This is the second part of an entry that was way too huge to post as one. The first part was Building The New VBOX.

After I was finally able to configure my RAID setup in Ubuntu, I halted the system to assemble everything. Shock and horror! Just before the screen went black, two large FAILED error messages appeared, informing me that an error had occurred when stopping the RAID arrays. Was I surprised? Not really.

Once again I consulted the Great Interweb Oracle, a.k.a. Google. From what I gathered when reading the Ubuntu forums and bug reports, the posters considered it to be a bug that resulted in the RAID array being dirty on every boot. This, in turn, meant that one of the disks would be rebuilt on every boot. A rather useless RAID setup, in my humble opinion.

With a bug of this magnitude, I decided to jump the Ubuntu-wagon and move to another Linux distro. I went with Debian, which I’m somewhat familiar with. It installed without any trouble, I was even able to configure the RAID setup again without having to go through the mdadm nightmare I had with Ubuntu. When it was installed, Debian started up as expected, but when I halted the system, the same RAID error messages as with Ubuntu appeared.

After banging my head against the living room wall for a few minutes, I once again searched the internet for a feasible explanation. After all, Debian is a server Distro used by lots of servers and most of them are probably configured with RAID. I quickly found someone with the same problem as me and discovered that the error messages are actually not caused by a bug at all. It will never be possible to stop the arrays because they are still mounted when the system tries to stop them.

Even if I had now realized that the error messages I saw when shutting down Ubuntu wasn’t a bug after all, I was confident that my choice to dump Ubuntu in favor of Debian was a very good choice. I would rather use a distro with a community that could give me a reasonable explanation for strange behavior than a community that considered the same strange behavior to be a bug.

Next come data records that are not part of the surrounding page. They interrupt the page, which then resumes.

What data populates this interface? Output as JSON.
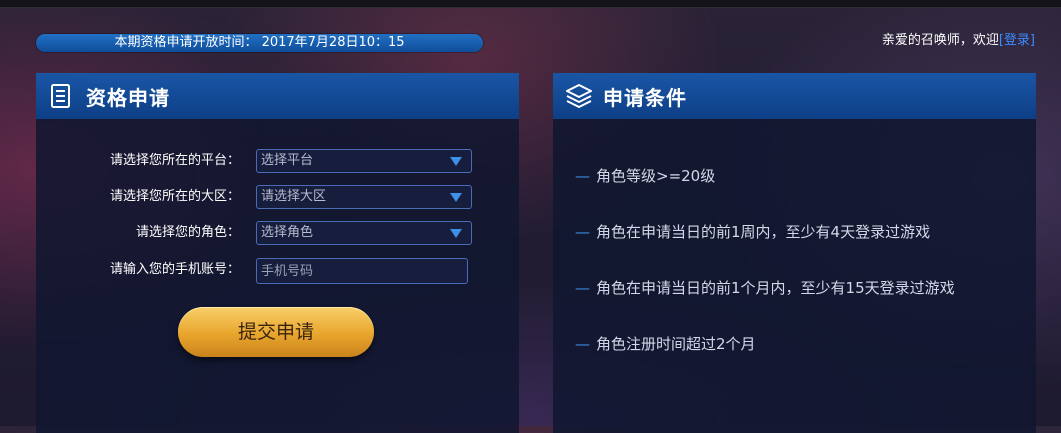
{
  "header": {
    "notice": "本期资格申请开放时间： 2017年7月28日10：15",
    "greeting": "亲爱的召唤师，欢迎",
    "login_link": "[登录]"
  },
  "apply_panel": {
    "title": "资格申请",
    "icon": "document-list-icon",
    "fields": [
      {
        "label": "请选择您所在的平台：",
        "value": "选择平台",
        "type": "select"
      },
      {
        "label": "请选择您所在的大区：",
        "value": "请选择大区",
        "type": "select"
      },
      {
        "label": "请选择您的角色：",
        "value": "选择角色",
        "type": "select"
      },
      {
        "label": "请输入您的手机账号：",
        "placeholder": "手机号码",
        "type": "input"
      }
    ],
    "submit_label": "提交申请"
  },
  "conditions_panel": {
    "title": "申请条件",
    "icon": "layers-icon",
    "dash": "—",
    "items": [
      "角色等级>=20级",
      "角色在申请当日的前1周内，至少有4天登录过游戏",
      "角色在申请当日的前1个月内，至少有15天登录过游戏",
      "角色注册时间超过2个月"
    ]
  },
  "colors": {
    "accent_blue": "#0f4d9a",
    "link_blue": "#3d8bff",
    "button_gold": "#e8a52c"
  }
}
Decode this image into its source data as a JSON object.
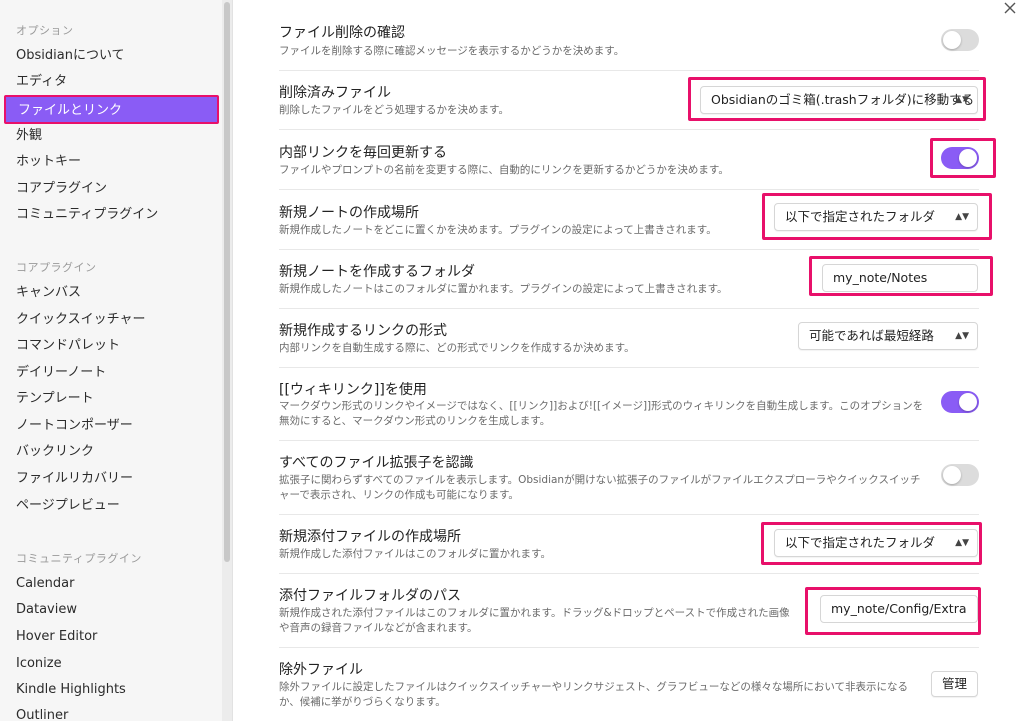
{
  "sidebar": {
    "sections": [
      {
        "header": "オプション",
        "items": [
          "Obsidianについて",
          "エディタ",
          "ファイルとリンク",
          "外観",
          "ホットキー",
          "コアプラグイン",
          "コミュニティプラグイン"
        ]
      },
      {
        "header": "コアプラグイン",
        "items": [
          "キャンバス",
          "クイックスイッチャー",
          "コマンドパレット",
          "デイリーノート",
          "テンプレート",
          "ノートコンポーザー",
          "バックリンク",
          "ファイルリカバリー",
          "ページプレビュー"
        ]
      },
      {
        "header": "コミュニティプラグイン",
        "items": [
          "Calendar",
          "Dataview",
          "Hover Editor",
          "Iconize",
          "Kindle Highlights",
          "Outliner"
        ]
      }
    ],
    "active_item": "ファイルとリンク"
  },
  "window": {
    "close_icon": "close-icon"
  },
  "settings": [
    {
      "name": "ファイル削除の確認",
      "desc": "ファイルを削除する際に確認メッセージを表示するかどうかを決めます。",
      "control": "toggle",
      "on": false
    },
    {
      "name": "削除済みファイル",
      "desc": "削除したファイルをどう処理するかを決めます。",
      "control": "dropdown",
      "value": "Obsidianのゴミ箱(.trashフォルダ)に移動する",
      "highlighted": true
    },
    {
      "name": "内部リンクを毎回更新する",
      "desc": "ファイルやプロンプトの名前を変更する際に、自動的にリンクを更新するかどうかを決めます。",
      "control": "toggle",
      "on": true,
      "highlighted": true
    },
    {
      "name": "新規ノートの作成場所",
      "desc": "新規作成したノートをどこに置くかを決めます。プラグインの設定によって上書きされます。",
      "control": "dropdown",
      "value": "以下で指定されたフォルダ",
      "highlighted": true
    },
    {
      "name": "新規ノートを作成するフォルダ",
      "desc": "新規作成したノートはこのフォルダに置かれます。プラグインの設定によって上書きされます。",
      "control": "text",
      "value": "my_note/Notes",
      "highlighted": true
    },
    {
      "name": "新規作成するリンクの形式",
      "desc": "内部リンクを自動生成する際に、どの形式でリンクを作成するか決めます。",
      "control": "dropdown",
      "value": "可能であれば最短経路"
    },
    {
      "name": "[[ウィキリンク]]を使用",
      "desc": "マークダウン形式のリンクやイメージではなく、[[リンク]]および![[イメージ]]形式のウィキリンクを自動生成します。このオプションを無効にすると、マークダウン形式のリンクを生成します。",
      "control": "toggle",
      "on": true
    },
    {
      "name": "すべてのファイル拡張子を認識",
      "desc": "拡張子に関わらずすべてのファイルを表示します。Obsidianが開けない拡張子のファイルがファイルエクスプローラやクイックスイッチャーで表示され、リンクの作成も可能になります。",
      "control": "toggle",
      "on": false
    },
    {
      "name": "新規添付ファイルの作成場所",
      "desc": "新規作成した添付ファイルはこのフォルダに置かれます。",
      "control": "dropdown",
      "value": "以下で指定されたフォルダ",
      "highlighted": true
    },
    {
      "name": "添付ファイルフォルダのパス",
      "desc": "新規作成された添付ファイルはこのフォルダに置かれます。ドラッグ&ドロップとペーストで作成された画像や音声の録音ファイルなどが含まれます。",
      "control": "text",
      "value": "my_note/Config/Extra",
      "highlighted": true
    },
    {
      "name": "除外ファイル",
      "desc": "除外ファイルに設定したファイルはクイックスイッチャーやリンクサジェスト、グラフビューなどの様々な場所において非表示になるか、候補に挙がりづらくなります。",
      "control": "button",
      "value": "管理"
    }
  ],
  "colors": {
    "accent": "#8a5cf5",
    "highlight": "#e8106a"
  }
}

Anyway. When Debian was finally installed and everything seemed to functioning more or less as expected, work on placing the second 2.5″ SATA drive in the tiny Morex Cubid 3688 case started. If you’re familiar with the size of a 2.5″ hard drive, you will naturally assume that getting the drive into the case should be a walk in the park.


With the DVD drive, the first hard drive, the motherboard with its huge heatsink and all the cables already installed, I was just not able to get the second drive into the case without using a sledge hammer and that probably would have been a very bad idea. Someone with the right engineering skills and tools - something else than a sledge hammer - probably could have attached the second hard drive in the space below the DVD drive bay and applied some kind of shielding from the DC-DC converter and the power connector but at the same time made sure there was good airflow through the case. I tried all that, but soon realized that I lacked both the skills and the tools - at some point I actually attached the hard drive with double sided tape, but I quickly decided that it was a perfect recipe for a disaster, something I tried to avoid. Yes, I had RAID now, but I saw no reason to provoke a hard drive meltdown.

In the end I removed the DVD drive to make space for the second hard drive. I drilled four holes to attach it, naturally managed to miscalculate and the drive is now only attached with three out of four screws. Not a huge problem. Even tough I will probably never have to use the DVD drive ever again - and if I do, I can just open the case and attach it - it’s still a pity to have to remove it.

After everything was finally in place and the lid closed and secured, I’ve had a lot of fun configuring Debian and installing everything I think I’ll need. Right now VBOX is only hosting this page boring page, hopefully the page will contain some more interesting bits of information soon. A permanent link to VBOX can also be found in the footer of every page now.

So there you have it, folks. This is how I spend my vacation. I build computers.